Verizon’s Planned Acquisition Of OnCue Is About Cost Savings and Making FiOS TV 100% IP Based

I’ve read just about every piece on the web today about Verizon’s plans to acquire the OnCue assets from Intel, and the one question I haven’t seen anyone answer is, what exactly is Verizon getting for their money? What are OnCue’s “assets”? Intel has never been very open with regards to OnCue from a product or technology standpoint and as a result, no one other than Verizon really knows what they are acquiring. It’s impossible to evaluate what this deal means for Verizon, outside of the cost savings benefit, as too many questions are still unanswered. We don’t know how far along the OnCue technology is, how much additional development is needed or how quickly Verizon can deploy it at scale. Many assume it works perfectly right now, as is, but that’s a big assumption. You also have to think about the integration time that it would take Verizon to deploy this inside their network, which won’t happen overnight.

I’ve seen a few people write that Net Neutrality plays a role in this since Verizon is getting Intel’s “over-the-top TV service”, but that’s not accurate as Intel doesn’t have a service of any kind. Intel never brought any kind of service to the market, so Verizon isn’t acquiring a “service”, only technology assets and people. Others are talking about the impact this will have on Verizon being able to offer some kind of OTT content play, but Intel didn’t have any content deals in place, so that’s not why Verizon wants to acquire them. This deal isn’t about content, or even OTT as much as it is about infrastructure, costs savings and providing IP services at scale.

From the little I do know about Intel’s OnCue technology, what Verizon is getting out of the deal, and what I would classify as the most valuable part, is the technology to be able to make their FiOS TV service 100% IP based. A lot of North American MSOs talk about going all IP, but none have yet to do it, at scale, and from what others have told me, that’s what the OnCue technology gives Verizon. Verizon would have the only true 100% IPTV service in North America and the cost savings alone they would get from going all IP would by itself pay for the OnCue acquisition.
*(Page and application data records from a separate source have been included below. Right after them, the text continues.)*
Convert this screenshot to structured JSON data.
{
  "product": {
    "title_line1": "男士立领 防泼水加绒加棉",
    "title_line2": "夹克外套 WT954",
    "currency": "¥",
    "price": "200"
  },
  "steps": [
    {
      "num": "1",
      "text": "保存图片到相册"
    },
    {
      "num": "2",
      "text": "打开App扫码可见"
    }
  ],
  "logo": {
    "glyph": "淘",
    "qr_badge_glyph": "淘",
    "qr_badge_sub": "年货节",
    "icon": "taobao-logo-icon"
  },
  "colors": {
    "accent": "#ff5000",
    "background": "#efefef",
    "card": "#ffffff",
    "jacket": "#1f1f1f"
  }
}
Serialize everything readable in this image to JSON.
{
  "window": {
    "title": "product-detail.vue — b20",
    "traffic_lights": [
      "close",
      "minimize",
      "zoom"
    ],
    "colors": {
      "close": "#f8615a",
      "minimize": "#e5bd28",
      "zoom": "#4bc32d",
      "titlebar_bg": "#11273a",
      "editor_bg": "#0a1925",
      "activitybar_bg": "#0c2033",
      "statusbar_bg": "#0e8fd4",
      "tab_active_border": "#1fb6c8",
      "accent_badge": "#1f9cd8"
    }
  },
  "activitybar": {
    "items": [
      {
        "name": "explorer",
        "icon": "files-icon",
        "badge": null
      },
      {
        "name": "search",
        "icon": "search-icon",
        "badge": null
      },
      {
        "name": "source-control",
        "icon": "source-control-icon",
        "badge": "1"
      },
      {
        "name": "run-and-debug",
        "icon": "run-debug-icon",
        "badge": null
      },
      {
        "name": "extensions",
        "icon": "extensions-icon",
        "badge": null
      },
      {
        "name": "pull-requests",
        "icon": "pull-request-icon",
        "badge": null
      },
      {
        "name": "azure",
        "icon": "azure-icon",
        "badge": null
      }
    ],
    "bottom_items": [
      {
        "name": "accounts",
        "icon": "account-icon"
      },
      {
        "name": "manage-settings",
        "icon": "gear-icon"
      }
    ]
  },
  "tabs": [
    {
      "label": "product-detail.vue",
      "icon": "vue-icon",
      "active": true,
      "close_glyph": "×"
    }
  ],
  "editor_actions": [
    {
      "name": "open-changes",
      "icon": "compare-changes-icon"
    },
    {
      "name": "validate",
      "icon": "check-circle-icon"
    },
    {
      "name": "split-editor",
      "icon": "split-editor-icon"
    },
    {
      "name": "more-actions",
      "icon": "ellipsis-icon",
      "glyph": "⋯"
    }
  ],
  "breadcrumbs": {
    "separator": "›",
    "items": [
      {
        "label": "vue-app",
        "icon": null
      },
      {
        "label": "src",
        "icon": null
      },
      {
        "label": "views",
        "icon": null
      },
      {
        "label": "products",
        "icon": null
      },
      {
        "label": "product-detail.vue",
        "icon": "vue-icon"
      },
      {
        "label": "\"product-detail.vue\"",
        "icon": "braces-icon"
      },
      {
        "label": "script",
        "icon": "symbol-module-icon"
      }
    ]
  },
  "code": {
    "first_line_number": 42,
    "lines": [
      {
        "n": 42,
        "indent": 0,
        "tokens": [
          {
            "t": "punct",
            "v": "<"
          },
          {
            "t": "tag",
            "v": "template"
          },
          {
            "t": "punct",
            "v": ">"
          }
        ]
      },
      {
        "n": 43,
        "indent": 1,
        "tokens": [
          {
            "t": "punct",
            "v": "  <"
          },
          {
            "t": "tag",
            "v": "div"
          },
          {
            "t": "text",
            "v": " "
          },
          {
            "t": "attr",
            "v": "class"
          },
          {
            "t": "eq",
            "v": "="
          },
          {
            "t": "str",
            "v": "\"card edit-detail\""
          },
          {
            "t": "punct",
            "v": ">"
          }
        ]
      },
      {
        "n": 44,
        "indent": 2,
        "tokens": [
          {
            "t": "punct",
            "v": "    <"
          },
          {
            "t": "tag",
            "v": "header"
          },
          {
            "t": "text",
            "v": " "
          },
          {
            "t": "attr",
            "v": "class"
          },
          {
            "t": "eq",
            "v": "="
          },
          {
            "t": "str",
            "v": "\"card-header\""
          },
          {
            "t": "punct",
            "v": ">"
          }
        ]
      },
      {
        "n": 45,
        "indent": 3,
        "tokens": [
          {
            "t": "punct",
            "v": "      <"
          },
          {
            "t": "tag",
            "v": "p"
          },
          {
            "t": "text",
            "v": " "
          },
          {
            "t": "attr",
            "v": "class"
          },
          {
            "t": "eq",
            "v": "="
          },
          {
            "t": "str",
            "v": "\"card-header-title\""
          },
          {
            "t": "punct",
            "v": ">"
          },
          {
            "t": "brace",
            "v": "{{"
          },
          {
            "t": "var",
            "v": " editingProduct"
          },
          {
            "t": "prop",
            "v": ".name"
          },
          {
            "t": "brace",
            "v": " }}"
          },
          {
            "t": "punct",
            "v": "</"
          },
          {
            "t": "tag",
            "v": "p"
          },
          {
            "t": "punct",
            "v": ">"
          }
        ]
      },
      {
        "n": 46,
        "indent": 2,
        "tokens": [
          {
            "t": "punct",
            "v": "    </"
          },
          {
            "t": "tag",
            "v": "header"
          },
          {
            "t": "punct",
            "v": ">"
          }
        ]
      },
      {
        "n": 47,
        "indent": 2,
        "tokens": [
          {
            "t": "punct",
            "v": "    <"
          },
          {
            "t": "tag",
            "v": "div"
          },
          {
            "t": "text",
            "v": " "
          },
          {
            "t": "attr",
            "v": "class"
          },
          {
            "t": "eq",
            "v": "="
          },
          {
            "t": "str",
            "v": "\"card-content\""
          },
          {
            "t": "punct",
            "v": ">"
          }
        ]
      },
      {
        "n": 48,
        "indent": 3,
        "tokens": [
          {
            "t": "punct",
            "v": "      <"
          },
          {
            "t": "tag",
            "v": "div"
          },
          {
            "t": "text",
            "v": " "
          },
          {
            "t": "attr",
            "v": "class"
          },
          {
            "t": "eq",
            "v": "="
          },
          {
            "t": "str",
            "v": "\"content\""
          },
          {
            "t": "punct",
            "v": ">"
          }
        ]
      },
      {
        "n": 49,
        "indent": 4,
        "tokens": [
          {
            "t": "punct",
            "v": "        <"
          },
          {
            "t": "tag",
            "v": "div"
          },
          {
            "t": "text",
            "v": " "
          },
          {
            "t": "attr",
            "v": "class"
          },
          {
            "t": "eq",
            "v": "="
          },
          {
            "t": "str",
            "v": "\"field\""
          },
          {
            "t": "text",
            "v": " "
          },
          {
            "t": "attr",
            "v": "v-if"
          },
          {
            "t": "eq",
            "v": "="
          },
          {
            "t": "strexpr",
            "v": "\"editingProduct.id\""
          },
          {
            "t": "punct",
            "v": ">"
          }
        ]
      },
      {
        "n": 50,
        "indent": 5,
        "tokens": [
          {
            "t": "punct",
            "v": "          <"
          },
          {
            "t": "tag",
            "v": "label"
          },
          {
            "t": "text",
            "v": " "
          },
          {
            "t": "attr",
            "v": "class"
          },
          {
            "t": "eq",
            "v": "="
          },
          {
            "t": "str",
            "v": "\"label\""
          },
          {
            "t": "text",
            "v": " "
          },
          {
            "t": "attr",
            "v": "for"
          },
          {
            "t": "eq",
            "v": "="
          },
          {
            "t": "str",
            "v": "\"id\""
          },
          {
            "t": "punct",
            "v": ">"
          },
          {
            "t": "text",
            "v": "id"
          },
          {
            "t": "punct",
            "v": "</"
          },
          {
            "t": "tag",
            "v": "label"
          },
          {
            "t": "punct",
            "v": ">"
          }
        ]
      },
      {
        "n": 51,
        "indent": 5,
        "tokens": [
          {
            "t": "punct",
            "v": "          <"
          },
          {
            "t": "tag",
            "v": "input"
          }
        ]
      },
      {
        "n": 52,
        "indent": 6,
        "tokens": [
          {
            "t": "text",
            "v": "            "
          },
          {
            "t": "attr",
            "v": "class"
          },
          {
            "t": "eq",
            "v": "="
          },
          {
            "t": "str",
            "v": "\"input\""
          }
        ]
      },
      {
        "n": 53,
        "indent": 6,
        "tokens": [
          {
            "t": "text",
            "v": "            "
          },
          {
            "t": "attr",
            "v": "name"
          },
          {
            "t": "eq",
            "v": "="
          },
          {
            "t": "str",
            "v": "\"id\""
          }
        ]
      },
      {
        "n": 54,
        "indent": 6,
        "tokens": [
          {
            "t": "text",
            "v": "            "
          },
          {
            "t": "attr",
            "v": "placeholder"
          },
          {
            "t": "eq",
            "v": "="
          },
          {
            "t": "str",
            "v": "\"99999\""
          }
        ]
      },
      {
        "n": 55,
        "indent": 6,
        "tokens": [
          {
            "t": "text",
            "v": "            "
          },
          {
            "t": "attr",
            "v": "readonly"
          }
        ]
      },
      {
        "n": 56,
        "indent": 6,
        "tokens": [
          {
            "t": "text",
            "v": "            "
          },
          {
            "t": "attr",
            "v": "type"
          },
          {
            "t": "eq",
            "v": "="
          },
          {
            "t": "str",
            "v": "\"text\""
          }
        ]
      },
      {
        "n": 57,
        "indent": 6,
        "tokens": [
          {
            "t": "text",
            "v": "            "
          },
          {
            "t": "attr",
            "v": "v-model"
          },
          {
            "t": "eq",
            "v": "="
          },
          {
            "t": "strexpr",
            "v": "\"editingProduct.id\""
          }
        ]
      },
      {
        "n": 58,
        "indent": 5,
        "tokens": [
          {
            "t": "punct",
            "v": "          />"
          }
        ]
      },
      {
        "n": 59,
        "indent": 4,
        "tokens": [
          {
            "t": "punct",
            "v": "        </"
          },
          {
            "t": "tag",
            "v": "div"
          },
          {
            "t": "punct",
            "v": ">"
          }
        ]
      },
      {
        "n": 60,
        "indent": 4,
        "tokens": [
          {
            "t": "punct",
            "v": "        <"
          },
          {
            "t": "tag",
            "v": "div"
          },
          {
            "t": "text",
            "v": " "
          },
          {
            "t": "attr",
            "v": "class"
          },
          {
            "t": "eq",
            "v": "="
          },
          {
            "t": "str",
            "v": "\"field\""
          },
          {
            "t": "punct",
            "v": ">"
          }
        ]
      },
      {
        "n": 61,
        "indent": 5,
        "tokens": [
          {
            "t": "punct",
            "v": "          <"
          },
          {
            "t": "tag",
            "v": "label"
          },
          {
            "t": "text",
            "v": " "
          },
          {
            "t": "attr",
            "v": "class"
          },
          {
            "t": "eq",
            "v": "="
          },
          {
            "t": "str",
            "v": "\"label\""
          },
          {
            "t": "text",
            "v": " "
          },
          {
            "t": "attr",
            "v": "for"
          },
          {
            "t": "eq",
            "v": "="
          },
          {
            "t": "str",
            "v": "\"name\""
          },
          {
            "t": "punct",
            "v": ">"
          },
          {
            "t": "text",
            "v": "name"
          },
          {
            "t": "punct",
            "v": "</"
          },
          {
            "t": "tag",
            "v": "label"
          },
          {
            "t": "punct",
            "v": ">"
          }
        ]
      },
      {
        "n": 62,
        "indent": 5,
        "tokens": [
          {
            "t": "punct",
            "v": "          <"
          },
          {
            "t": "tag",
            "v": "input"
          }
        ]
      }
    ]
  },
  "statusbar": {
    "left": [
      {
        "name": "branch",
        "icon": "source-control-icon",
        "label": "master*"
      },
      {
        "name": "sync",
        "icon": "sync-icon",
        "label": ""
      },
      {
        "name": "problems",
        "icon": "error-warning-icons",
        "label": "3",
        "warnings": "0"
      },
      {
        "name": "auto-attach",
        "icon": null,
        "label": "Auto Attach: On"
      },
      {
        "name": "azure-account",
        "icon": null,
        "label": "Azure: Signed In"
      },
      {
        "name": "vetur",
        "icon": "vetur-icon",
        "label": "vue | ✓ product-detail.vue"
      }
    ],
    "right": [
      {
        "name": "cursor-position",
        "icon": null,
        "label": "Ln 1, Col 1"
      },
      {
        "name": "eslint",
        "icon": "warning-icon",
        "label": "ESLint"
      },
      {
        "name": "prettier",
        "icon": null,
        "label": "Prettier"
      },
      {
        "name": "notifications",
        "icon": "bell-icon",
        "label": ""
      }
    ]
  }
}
Anything Verizon gets from OnCue on top of that regarding the front-end consumer facing piece, like video playback interfaces, search and usability would all be an added benefit. Some have said that the user interface Verizon will get is “key to the deal”, but Verizon’s not paying hundreds of millions, if that sale price estimate is accurate, just to get a better interface. So initially this deal isn’t about accelerating Verizon’s content strategy or OTT play, at the core it’s all about costs savings and infrastructure, at scale. Everything else they get on top of that is gravy.

Verizon had a total of 6.1M FiOS Internet and 5.3M FiOS Video connections at the end of 2013.
  • Inca – Jeff Campbell


    Excellent commentary. I too am confused by this deal. There just isn’t enough information to understand where the (unconfirmed) valuation came from and what the assets are.

    I’m also curious about something you said: “Verizon would have the only true 100% IPTV service in North America…”

    What are you classifying as 100% IPTV in that sentence? Many telcos have pure IP delivery today over DSL and FTTH.

    In the case of some recent FTTH projects, the receiver output is GigE direct, a program is extracted to a single steam using something like the Inca 1104ip demuxer, and then encrypted but sent otherwise untouched to the home. The only non IP part is the RF satellite reception. As soon as the content leaves the satellite receiver it is pure IP until the set top decodes it and sends it over HDMI to the television. Some of those operators even get studio direct IP feeds from the broadcasters, removing even that first RF step from the picture.

    One might even expand the definition to suggest Netflix Instant has been a pure play IPTV provider for quite a while?


  • beakers Bro

    I think you are forgetting U-verse, which has been 100% IP since launch. Some of the Intel OnCue people are ex MS Mediaroom people, so I would expect a more modern version of that architecture.